§ EXCERPTED RECORDS:
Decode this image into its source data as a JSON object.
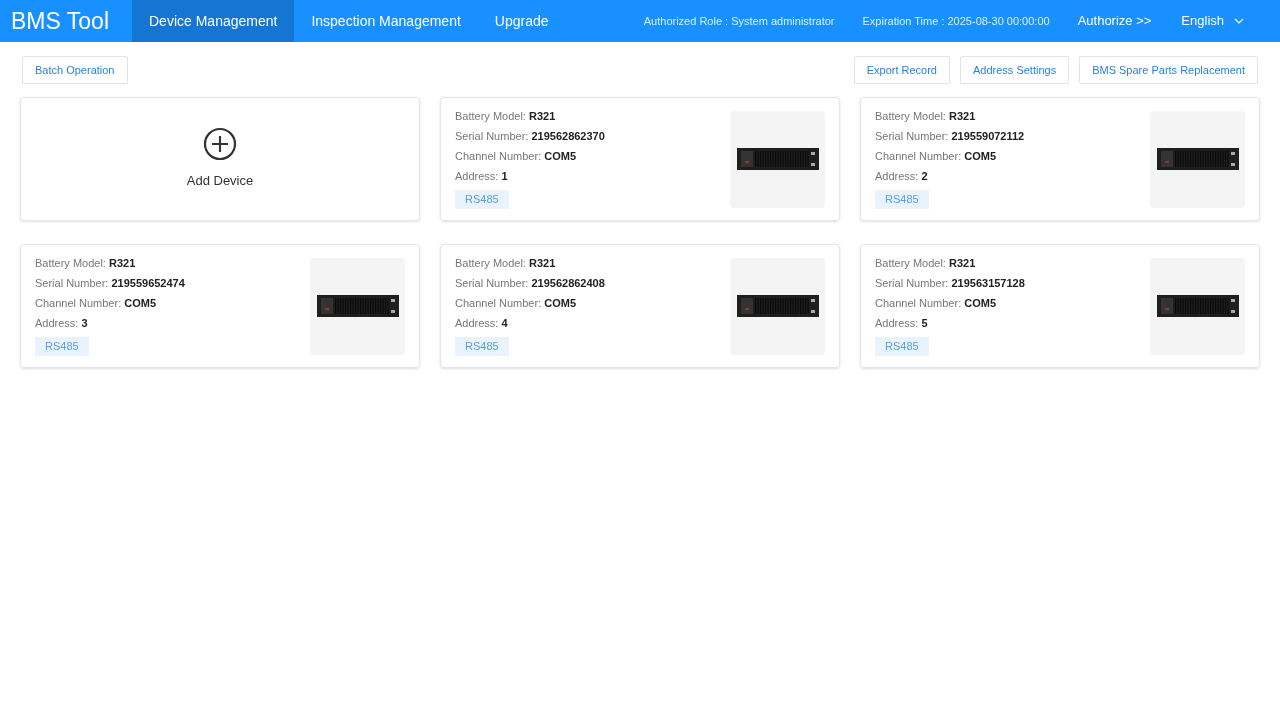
{
  "header": {
    "logo": "BMS Tool",
    "nav": [
      {
        "label": "Device Management",
        "selected": true
      },
      {
        "label": "Inspection Management",
        "selected": false
      },
      {
        "label": "Upgrade",
        "selected": false
      }
    ],
    "role": "Authorized Role : System administrator",
    "expiration": "Expiration Time : 2025-08-30 00:00:00",
    "authorize": "Authorize >>",
    "language": "English"
  },
  "toolbar": {
    "left": [
      "Batch Operation"
    ],
    "right": [
      "Export Record",
      "Address Settings",
      "BMS Spare Parts Replacement"
    ]
  },
  "add_card": {
    "label": "Add Device"
  },
  "devices": [
    {
      "lines": [
        "Battery Model: **R321**",
        "Serial Number: **219562862370**",
        "Channel Number: **COM5**",
        "Address: **1**"
      ],
      "tag": "RS485"
    },
    {
      "lines": [
        "Battery Model: **R321**",
        "Serial Number: **219559072112**",
        "Channel Number: **COM5**",
        "Address: **2**"
      ],
      "tag": "RS485"
    },
    {
      "lines": [
        "Battery Model: **R321**",
        "Serial Number: **219559652474**",
        "Channel Number: **COM5**",
        "Address: **3**"
      ],
      "tag": "RS485"
    },
    {
      "lines": [
        "Battery Model: **R321**",
        "Serial Number: **219562862408**",
        "Channel Number: **COM5**",
        "Address: **4**"
      ],
      "tag": "RS485"
    },
    {
      "lines": [
        "Battery Model: **R321**",
        "Serial Number: **219563157128**",
        "Channel Number: **COM5**",
        "Address: **5**"
      ],
      "tag": "RS485"
    }
  ]
}
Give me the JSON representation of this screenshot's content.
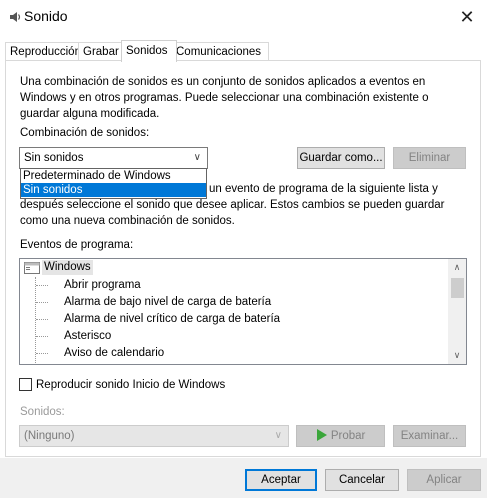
{
  "window": {
    "title": "Sonido",
    "close_glyph": "✕"
  },
  "tabs": [
    {
      "label": "Reproducción"
    },
    {
      "label": "Grabar"
    },
    {
      "label": "Sonidos"
    },
    {
      "label": "Comunicaciones"
    }
  ],
  "intro_text": "Una combinación de sonidos es un conjunto de sonidos aplicados a eventos en Windows y en otros programas. Puede seleccionar una combinación existente o guardar alguna modificada.",
  "scheme": {
    "label": "Combinación de sonidos:",
    "selected_value": "Sin sonidos",
    "options": [
      "Predeterminado de Windows",
      "Sin sonidos"
    ],
    "save_as_label": "Guardar como...",
    "delete_label": "Eliminar"
  },
  "instruction_text_tail": "un evento de programa de la siguiente lista y",
  "instruction_text_rest": "después seleccione el sonido que desee aplicar. Estos cambios se pueden guardar como una nueva combinación de sonidos.",
  "events": {
    "label": "Eventos de programa:",
    "root": "Windows",
    "items": [
      "Abrir programa",
      "Alarma de bajo nivel de carga de batería",
      "Alarma de nivel crítico de carga de batería",
      "Asterisco",
      "Aviso de calendario"
    ]
  },
  "startup_sound": {
    "label": "Reproducir sonido Inicio de Windows",
    "checked": false
  },
  "sounds": {
    "label": "Sonidos:",
    "selected_value": "(Ninguno)",
    "test_label": "Probar",
    "browse_label": "Examinar..."
  },
  "footer": {
    "ok_label": "Aceptar",
    "cancel_label": "Cancelar",
    "apply_label": "Aplicar"
  },
  "colors": {
    "selection": "#0078d7",
    "play_icon": "#3aa63a"
  }
}
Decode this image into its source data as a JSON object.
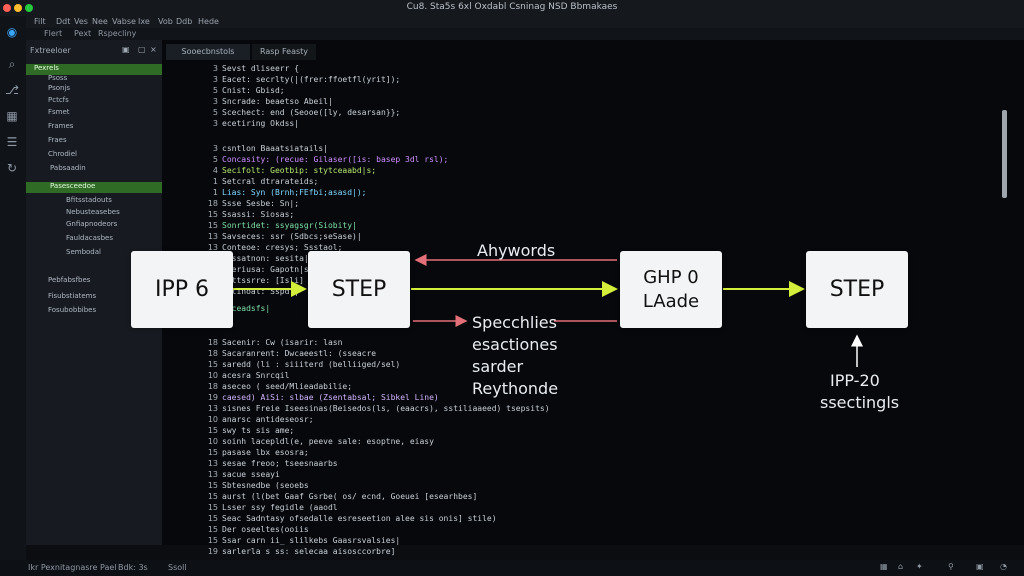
{
  "window": {
    "title": "Cu8. Sta5s 6xl Oxdabl Csninag NSD Bbmakaes",
    "controls": [
      "close",
      "minimize",
      "maximize"
    ]
  },
  "menu": [
    "Filt",
    "Ddt",
    "Ves",
    "Nee",
    "Vabse",
    "Ixe",
    "Vob",
    "Ddb",
    "Hede"
  ],
  "toolbar": [
    "Flert",
    "Pext",
    "Rspecliny"
  ],
  "sidebar": {
    "header": "Fxtreeloer",
    "items": [
      "Pexrels",
      "Psoss",
      "Psonjs",
      "Pctcfs",
      "Fsmet",
      "Frames",
      "Fraes",
      "Chrodiel",
      "Pabsaadin",
      "Pasesceedoe",
      "Bfitsstadouts",
      "Nebusteasebes",
      "Gnfiapnodeors",
      "Fauldacasbes",
      "Sembodal",
      "Pebfabsfbes",
      "Fisubstiatems",
      "Fosubobbibes"
    ]
  },
  "tabs": [
    "Sooecbnstols",
    "Rasp Feasty"
  ],
  "code_lines": [
    "Sevst dliseerr {",
    "Eacet: secrlty(|(frer:ffoetfl(yrit]);",
    "Cnist: Gbisd;",
    "Sncrade: beaetso Abeil|",
    "Scechect: end (Seooe([ly, desarsan}};",
    "ecetiring Okdss|",
    "",
    "csntlon Baaatsiatails|",
    "Concasity: (recue: Gilaser([is: basep 3dl rsl);",
    "Secifolt: Geotbip: stytceaabd|s;",
    "Setcral dtrarateids;",
    "Lias: Syn (Brnh;FEfbi;asasd|);",
    "Ssse Sesbe: Sn|;",
    "Ssassi: Siosas;",
    "Sonrtidet: ssyagsgr(Siobity|",
    "Savseces: ssr (Sdbcs;seSase)|",
    "Conteoe: cresys; Ssstaol;",
    "Sassatnon: sesita|lt);",
    "Seeriusa: Gapotn|s;",
    "Sattssrre: [Isli]",
    "Setinoal: Sspdl|",
    "",
    "Seceadsfs|",
    "",
    "Sacenir: Cw (isarir: lasn",
    "Sacaranrent: Dwcaeestl: (sseacre",
    "saredd (li : siiiterd (belliiged/sel)",
    "acesra Snrcqil",
    "aseceo ( seed/Mlieadabilie;",
    "caesed) AiSi: slbae (Zsentabsal; Sibkel Line)",
    "sisnes Freie Iseesinas(Beisedos(ls, (eaacrs), sstiliaaeed) tsepsits)",
    "anarsc antideseosr;",
    "swy ts sis ame;",
    "soinh lacepldl(e, peeve sale: esoptne, eiasy",
    "pasase lbx esosra;",
    "sesae freoo; tseesnaarbs",
    "sacue sseayi",
    "Sbtesnedbe (seoebs",
    "aurst (l(bet Gaaf Gsrbe( os/ ecnd, Goeuei [esearhbes]",
    "Lsser ssy fegidle (aaodl",
    "Seac Sadntasy ofsedalle esreseetion alee sis onis] stile)",
    "Der oseeltes(ooiis",
    "Ssar carn ii_ slilkebs Gaasrsvalsies|",
    "sarlerla s ss: selecaa aisosccorbre]"
  ],
  "code_line_numbers": [
    "3",
    "3",
    "5",
    "3",
    "5",
    "3",
    "",
    "3",
    "5",
    "4",
    "1",
    "1",
    "18",
    "15",
    "15",
    "13",
    "13",
    "15",
    "13",
    "15",
    "15",
    "",
    "",
    "",
    "18",
    "18",
    "15",
    "10",
    "18",
    "19",
    "13",
    "10",
    "15",
    "10",
    "15",
    "13",
    "13",
    "15",
    "15",
    "15",
    "15",
    "15",
    "15",
    "19"
  ],
  "diagram": {
    "nodes": [
      "IPP 6",
      "STEP",
      "GHP 0\nLAade",
      "STEP"
    ],
    "labels": {
      "top_arrow": "Ahywords",
      "bottom_text": [
        "Specchlies",
        "esactiones",
        "sarder",
        "Reythonde"
      ],
      "below_right": [
        "IPP-20",
        "ssectingls"
      ]
    }
  },
  "status": {
    "left": "Ikr Pexnitagnasre Pael",
    "middle": "Bdk: 3s",
    "cursor_hint": "Ssoll"
  },
  "colors": {
    "accent_green": "#2f6b24",
    "arrow_yellow": "#d4ef3b",
    "arrow_red": "#e36f78",
    "editor_bg": "#06080b"
  }
}
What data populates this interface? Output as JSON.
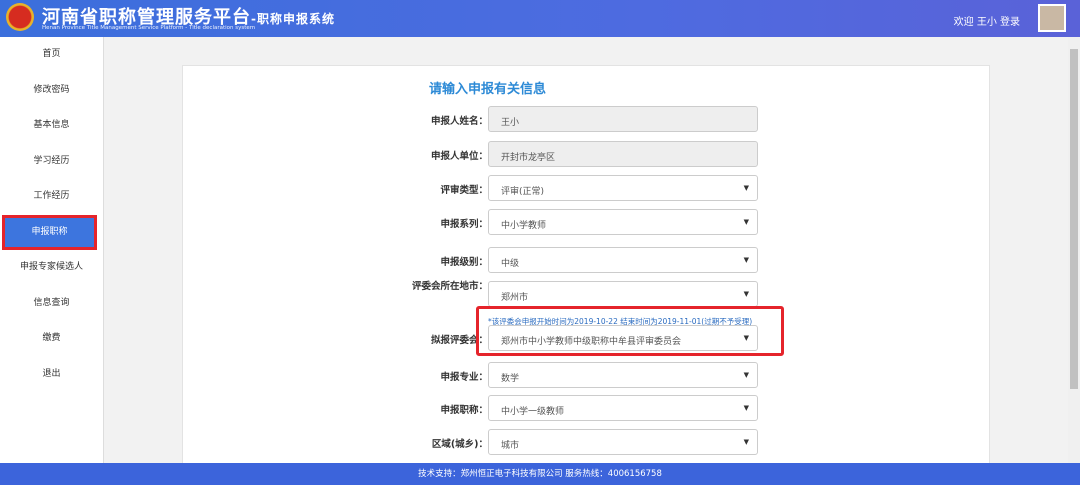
{
  "header": {
    "title": "河南省职称管理服务平台",
    "title_suffix": "-职称申报系统",
    "subtitle": "Henan Province Title Management Service Platform - Title declaration system",
    "user": "欢迎 王小 登录"
  },
  "sidebar": {
    "items": [
      "首页",
      "修改密码",
      "基本信息",
      "学习经历",
      "工作经历",
      "申报职称",
      "申报专家候选人",
      "信息查询",
      "缴费",
      "退出"
    ]
  },
  "form": {
    "title": "请输入申报有关信息",
    "fields": [
      {
        "label": "申报人姓名：",
        "value": "王小"
      },
      {
        "label": "申报人单位：",
        "value": "开封市龙亭区"
      },
      {
        "label": "评审类型：",
        "value": "评审(正常)"
      },
      {
        "label": "申报系列：",
        "value": "中小学教师"
      },
      {
        "label": "申报级别：",
        "value": "中级"
      },
      {
        "label": "评委会所在地市：",
        "value": "郑州市"
      },
      {
        "label": "拟报评委会：",
        "value": "郑州市中小学教师中级职称中牟县评审委员会"
      },
      {
        "label": "申报专业：",
        "value": "数学"
      },
      {
        "label": "申报职称：",
        "value": "中小学一级教师"
      },
      {
        "label": "区域(城乡)：",
        "value": "城市"
      }
    ],
    "note": "*该评委会申报开始时间为2019-10-22 结束时间为2019-11-01(过期不予受理)"
  },
  "footer": {
    "text": "技术支持：郑州恒正电子科技有限公司 服务热线：4006156758"
  }
}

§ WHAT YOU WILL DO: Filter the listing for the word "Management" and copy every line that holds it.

§ OUTPUT FOR THIS TASK:
        "label": "Device Management",
        "label": "Inspection Management",
    "subtitle": "Henan Province Title Management Service Platform - Title declaration system",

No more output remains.